> _INSTRUCTIONS FOR THE TASK_: Word for word, print all of the entries below.

> _Page and application data records_:
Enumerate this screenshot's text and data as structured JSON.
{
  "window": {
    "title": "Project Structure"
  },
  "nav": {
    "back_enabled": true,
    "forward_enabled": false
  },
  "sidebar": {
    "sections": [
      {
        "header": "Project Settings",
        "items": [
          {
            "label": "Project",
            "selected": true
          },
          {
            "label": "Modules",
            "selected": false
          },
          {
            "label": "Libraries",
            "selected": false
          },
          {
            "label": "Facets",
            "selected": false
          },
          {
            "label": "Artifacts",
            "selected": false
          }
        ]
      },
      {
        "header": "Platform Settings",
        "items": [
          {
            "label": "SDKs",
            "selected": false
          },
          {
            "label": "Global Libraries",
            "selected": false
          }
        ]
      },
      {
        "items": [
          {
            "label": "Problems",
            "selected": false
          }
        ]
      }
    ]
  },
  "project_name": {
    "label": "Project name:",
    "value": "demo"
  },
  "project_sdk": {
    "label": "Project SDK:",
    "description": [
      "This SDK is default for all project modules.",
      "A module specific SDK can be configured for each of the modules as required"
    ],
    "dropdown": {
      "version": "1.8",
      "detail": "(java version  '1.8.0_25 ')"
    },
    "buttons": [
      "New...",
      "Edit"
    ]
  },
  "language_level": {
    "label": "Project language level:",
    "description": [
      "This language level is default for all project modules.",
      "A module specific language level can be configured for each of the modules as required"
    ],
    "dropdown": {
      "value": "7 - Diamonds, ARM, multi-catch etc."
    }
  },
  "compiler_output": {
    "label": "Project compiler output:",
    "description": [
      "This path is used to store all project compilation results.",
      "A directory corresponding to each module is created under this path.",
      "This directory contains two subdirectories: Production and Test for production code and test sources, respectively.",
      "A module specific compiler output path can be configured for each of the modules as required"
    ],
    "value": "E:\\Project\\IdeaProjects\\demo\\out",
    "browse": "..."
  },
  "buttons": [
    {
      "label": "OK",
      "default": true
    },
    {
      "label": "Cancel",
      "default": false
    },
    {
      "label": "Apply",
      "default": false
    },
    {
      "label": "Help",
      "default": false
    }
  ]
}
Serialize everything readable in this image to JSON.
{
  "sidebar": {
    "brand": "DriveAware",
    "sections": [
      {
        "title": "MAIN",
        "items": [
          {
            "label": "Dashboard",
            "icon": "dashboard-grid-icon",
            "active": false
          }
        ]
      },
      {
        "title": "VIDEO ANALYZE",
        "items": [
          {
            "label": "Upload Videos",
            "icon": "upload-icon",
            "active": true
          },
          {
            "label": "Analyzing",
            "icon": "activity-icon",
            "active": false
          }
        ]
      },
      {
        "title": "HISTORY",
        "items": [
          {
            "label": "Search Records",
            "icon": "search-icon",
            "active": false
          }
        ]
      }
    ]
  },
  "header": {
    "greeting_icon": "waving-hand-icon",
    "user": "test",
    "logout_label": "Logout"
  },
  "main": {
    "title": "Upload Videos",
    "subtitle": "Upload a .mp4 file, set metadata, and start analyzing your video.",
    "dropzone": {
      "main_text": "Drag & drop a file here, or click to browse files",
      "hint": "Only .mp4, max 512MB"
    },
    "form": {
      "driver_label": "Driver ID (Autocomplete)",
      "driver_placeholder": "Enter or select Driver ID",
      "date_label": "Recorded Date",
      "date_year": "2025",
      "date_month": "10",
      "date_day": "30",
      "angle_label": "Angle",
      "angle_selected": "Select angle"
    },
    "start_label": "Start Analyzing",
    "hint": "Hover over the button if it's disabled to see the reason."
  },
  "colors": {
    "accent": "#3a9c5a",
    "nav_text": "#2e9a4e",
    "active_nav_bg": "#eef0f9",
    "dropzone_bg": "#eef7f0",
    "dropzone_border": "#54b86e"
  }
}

> _ANSWER BOX_:
Enumerate this screenshot's text and data as structured JSON.
{
  "window": {
    "title": "Project Structure"
  },
  "nav": {
    "back_enabled": true,
    "forward_enabled": false
  },
  "sidebar": {
    "sections": [
      {
        "header": "Project Settings",
        "items": [
          {
            "label": "Project",
            "selected": true
          },
          {
            "label": "Modules",
            "selected": false
          },
          {
            "label": "Libraries",
            "selected": false
          },
          {
            "label": "Facets",
            "selected": false
          },
          {
            "label": "Artifacts",
            "selected": false
          }
        ]
      },
      {
        "header": "Platform Settings",
        "items": [
          {
            "label": "SDKs",
            "selected": false
          },
          {
            "label": "Global Libraries",
            "selected": false
          }
        ]
      },
      {
        "items": [
          {
            "label": "Problems",
            "selected": false
          }
        ]
      }
    ]
  },
  "project_name": {
    "label": "Project name:",
    "value": "demo"
  },
  "project_sdk": {
    "label": "Project SDK:",
    "description": [
      "This SDK is default for all project modules.",
      "A module specific SDK can be configured for each of the modules as required"
    ],
    "dropdown": {
      "version": "1.8",
      "detail": "(java version  '1.8.0_25 ')"
    },
    "buttons": [
      "New...",
      "Edit"
    ]
  },
  "language_level": {
    "label": "Project language level:",
    "description": [
      "This language level is default for all project modules.",
      "A module specific language level can be configured for each of the modules as required"
    ],
    "dropdown": {
      "value": "7 - Diamonds, ARM, multi-catch etc."
    }
  },
  "compiler_output": {
    "label": "Project compiler output:",
    "description": [
      "This path is used to store all project compilation results.",
      "A directory corresponding to each module is created under this path.",
      "This directory contains two subdirectories: Production and Test for production code and test sources, respectively.",
      "A module specific compiler output path can be configured for each of the modules as required"
    ],
    "value": "E:\\Project\\IdeaProjects\\demo\\out",
    "browse": "..."
  },
  "buttons": [
    {
      "label": "OK",
      "default": true
    },
    {
      "label": "Cancel",
      "default": false
    },
    {
      "label": "Apply",
      "default": false
    },
    {
      "label": "Help",
      "default": false
    }
  ]
}
Serialize everything readable in this image to JSON.
{
  "sidebar": {
    "brand": "DriveAware",
    "sections": [
      {
        "title": "MAIN",
        "items": [
          {
            "label": "Dashboard",
            "icon": "dashboard-grid-icon",
            "active": false
          }
        ]
      },
      {
        "title": "VIDEO ANALYZE",
        "items": [
          {
            "label": "Upload Videos",
            "icon": "upload-icon",
            "active": true
          },
          {
            "label": "Analyzing",
            "icon": "activity-icon",
            "active": false
          }
        ]
      },
      {
        "title": "HISTORY",
        "items": [
          {
            "label": "Search Records",
            "icon": "search-icon",
            "active": false
          }
        ]
      }
    ]
  },
  "header": {
    "greeting_icon": "waving-hand-icon",
    "user": "test",
    "logout_label": "Logout"
  },
  "main": {
    "title": "Upload Videos",
    "subtitle": "Upload a .mp4 file, set metadata, and start analyzing your video.",
    "dropzone": {
      "main_text": "Drag & drop a file here, or click to browse files",
      "hint": "Only .mp4, max 512MB"
    },
    "form": {
      "driver_label": "Driver ID (Autocomplete)",
      "driver_placeholder": "Enter or select Driver ID",
      "date_label": "Recorded Date",
      "date_year": "2025",
      "date_month": "10",
      "date_day": "30",
      "angle_label": "Angle",
      "angle_selected": "Select angle"
    },
    "start_label": "Start Analyzing",
    "hint": "Hover over the button if it's disabled to see the reason."
  },
  "colors": {
    "accent": "#3a9c5a",
    "nav_text": "#2e9a4e",
    "active_nav_bg": "#eef0f9",
    "dropzone_bg": "#eef7f0",
    "dropzone_border": "#54b86e"
  }
}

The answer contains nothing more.